Nicholas A. Gravante, an attorney for Esposito, said “Nothing is more disturbing than innocent people sitting in prison for crimes they did not commit. Recording custodial interrogations in their entirety would minimize that possibility by inhibiting law enforcement from overreaching and preventing suspects from falsely alleging that they did. It would be a win-win situation for the justice system.”
Also testifying today about the benefits of mandatory electronic recording were advocates for Martin Tankleff, who was convicted and sentenced to 50-years-to-life after allegedly confessing to his parents’ double-homicide. Last year, after serving over 17 years in prison, the New York State Appellate Court 2nd Department unanimously overturned his conviction. Tankleff is still in the process of trying to vacate his indictments.
Lonnie Soury and Eric Friedman, who testified on behalf of Tankleff who sat in the audience due to his ongoing litigation, pointed out that “the larger meaning of Marty Tankleff’s case is to point out the gap in our system, which is that when there is a horrible, obvious mistake made, there is no mechanism for correcting it. To leave it to the judicial and prosecutorial entities to correct their own mistakes is what leads the wrongfully convicted to remain imprisoned for many, many years.”
Martin Tankleff was joined by Jeffrey Deskovic, a Westchester County resident who served 15 years in prison for a crime he did not commit. Mr. Deskovic was exonerated, with the assistance of the Innocence Project, in 2006. “It is essential that we mandate videotaping interrogations and enact other reforms to prevent wrongful convictions, so that other people don’t suffer the same fate I did by serving time in prison for crimes they did not commit,” said Deskovic.
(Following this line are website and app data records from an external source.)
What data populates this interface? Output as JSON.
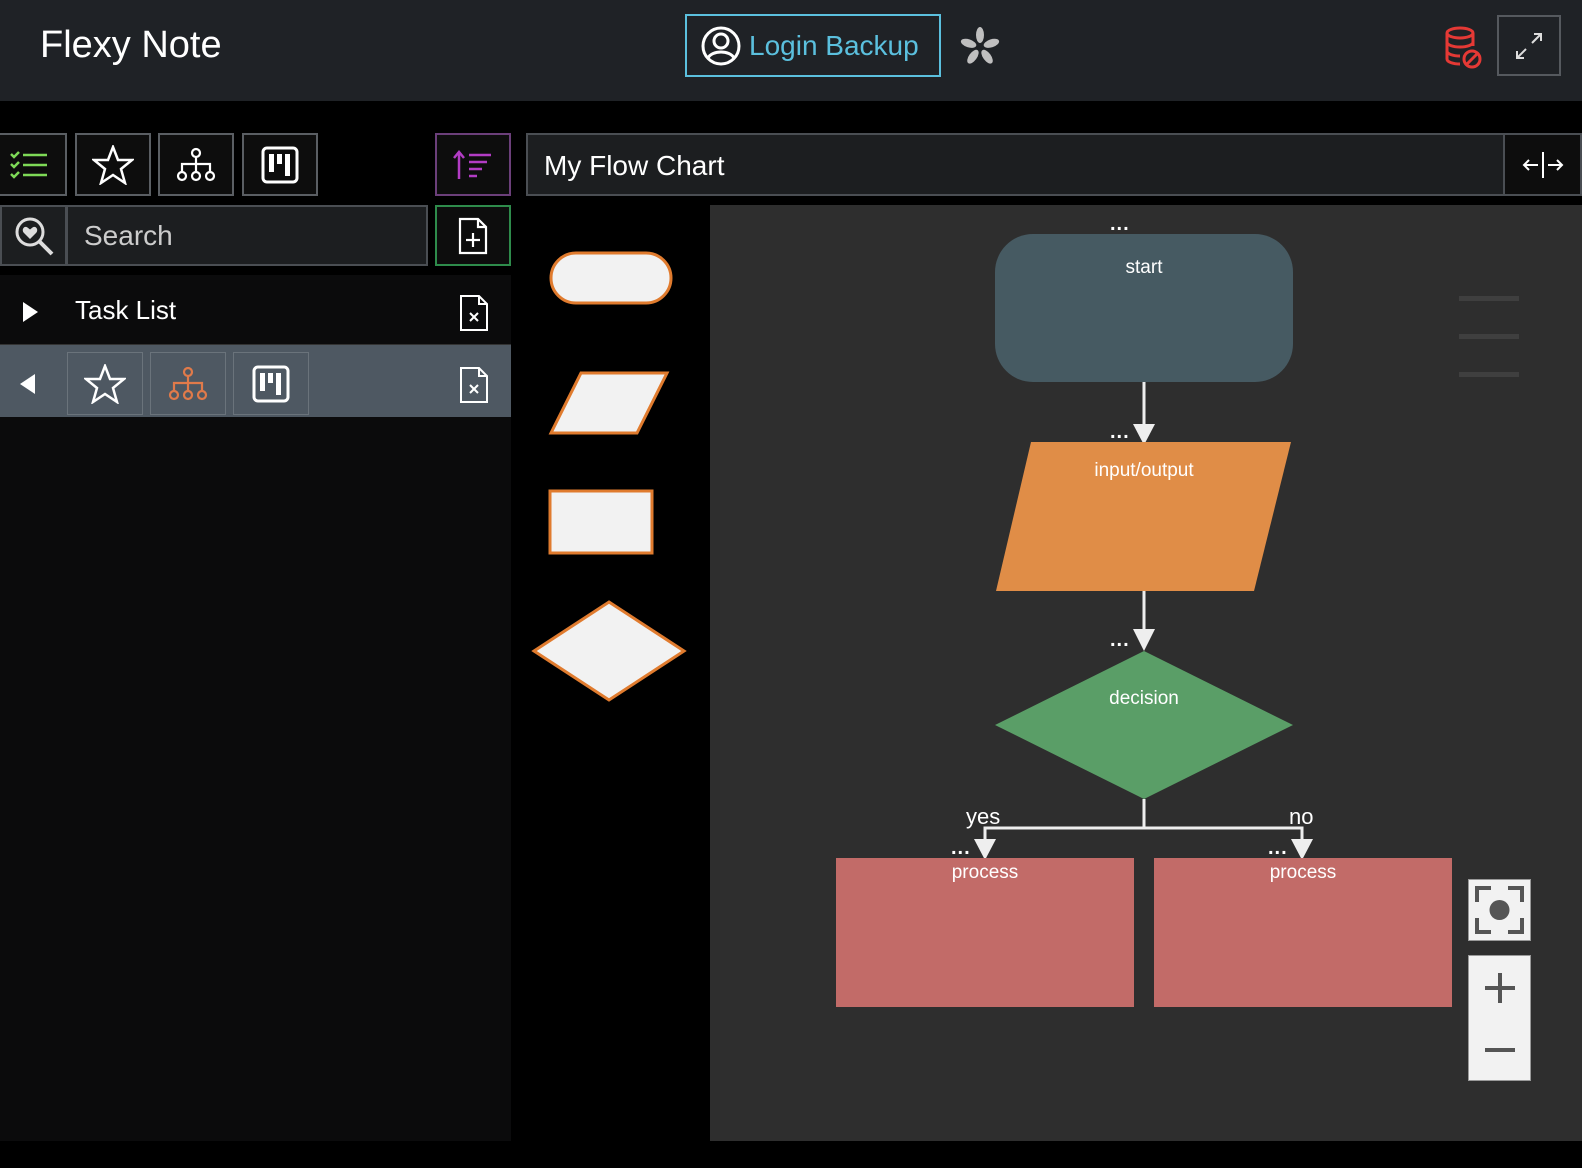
{
  "app": {
    "title": "Flexy Note"
  },
  "header": {
    "login_label": "Login Backup",
    "accent_color": "#5bc0de",
    "db_status_color": "#e53935"
  },
  "toolbar": {
    "icons": [
      "task-list-icon",
      "star-icon",
      "hierarchy-icon",
      "kanban-icon",
      "sort-icon"
    ]
  },
  "search": {
    "placeholder": "Search",
    "value": ""
  },
  "sidebar": {
    "items": [
      {
        "label": "Task List",
        "expanded": false
      },
      {
        "label": "",
        "expanded": true,
        "selected": true
      }
    ]
  },
  "document": {
    "title": "My Flow Chart"
  },
  "palette": {
    "shapes": [
      "terminal-shape",
      "input-output-shape",
      "process-shape",
      "decision-shape"
    ]
  },
  "flowchart": {
    "ellipsis": "...",
    "nodes": {
      "start": "start",
      "io": "input/output",
      "decision": "decision",
      "process_yes": "process",
      "process_no": "process"
    },
    "edges": {
      "yes": "yes",
      "no": "no"
    },
    "colors": {
      "start": "#465a62",
      "io": "#e08d47",
      "decision": "#5a9e67",
      "process": "#c26b68"
    }
  }
}
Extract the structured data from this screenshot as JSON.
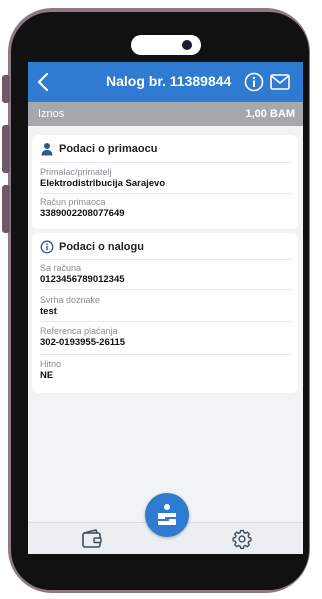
{
  "header": {
    "title": "Nalog br. 11389844",
    "back_icon": "chevron-left-icon",
    "info_icon": "info-icon",
    "mail_icon": "mail-icon"
  },
  "amount": {
    "label": "Iznos",
    "value": "1,00 BAM"
  },
  "recipient_section": {
    "title": "Podaci o primaocu",
    "icon": "person-icon",
    "fields": [
      {
        "label": "Primalac/primatelj",
        "value": "Elektrodistribucija Sarajevo"
      },
      {
        "label": "Račun primaoca",
        "value": "3389002208077649"
      }
    ]
  },
  "order_section": {
    "title": "Podaci o nalogu",
    "icon": "info-icon",
    "fields": [
      {
        "label": "Sa računa",
        "value": "0123456789012345"
      },
      {
        "label": "Svrha doznake",
        "value": "test"
      },
      {
        "label": "Referenca plaćanja",
        "value": "302-0193955-26115"
      },
      {
        "label": "Hitno",
        "value": "NE"
      }
    ]
  },
  "tabbar": {
    "left_icon": "wallet-icon",
    "center_icon": "bank-logo-icon",
    "right_icon": "gear-icon"
  },
  "colors": {
    "accent": "#2e7bd1",
    "amount_bar": "#a5a8ad",
    "background": "#f2f3f5"
  }
}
Over 500 jurisdictions nationwide, including the states of Alaska, Minnesota and Illinois, regularly record police interrogations. Despite the undeniable benefits of mandatory electronic recording, previous efforts to implement a system of checks-and-balances in New York State with mandatory electronic recording have been largely unsuccessful.
Thomas P. Sullivan, who co-chairs the Illinois Governor’s Commission on the Death Penalty, testified that “recording custodial interrogations saves time and money, creates compelling evidence and is effective in resolving disputes involving allegations of police misconduct and whether confessions are voluntary.” In a 2004 report titled Police Experiences with Recording Custodial Interrogations, Mr. Sullivan documented the overwhelming approval of mandatory electronic recording of interrogations by law enforcement officials who have experienced the first-hand benefits.
Jeffrey Szabo, Deputy County Executive and Chief of Staff to Suffolk County Executive Steve Levy, also testified about Suffolk County’s effort to mandate recording of interrogations in homicide cases once a suspect arrives at the police station.
“There are clear examples of people who have been wrongfully convicted, and there are compelling examples of how the bad guy may have been let free,” Szabo continued. “Given that, it seems appropriate for us to implement mandatory electronic recordings of interrogations as the normal protocol when investigating criminal matters. It is imperative that our system of justice operate with the most up-to-date tools and resources. I will continue to work with my colleagues and experts in this field to develop smart legislation and responsible policies that hold our legal system to the highest standard.”
Photo: New York State Senator Eric Schneiderman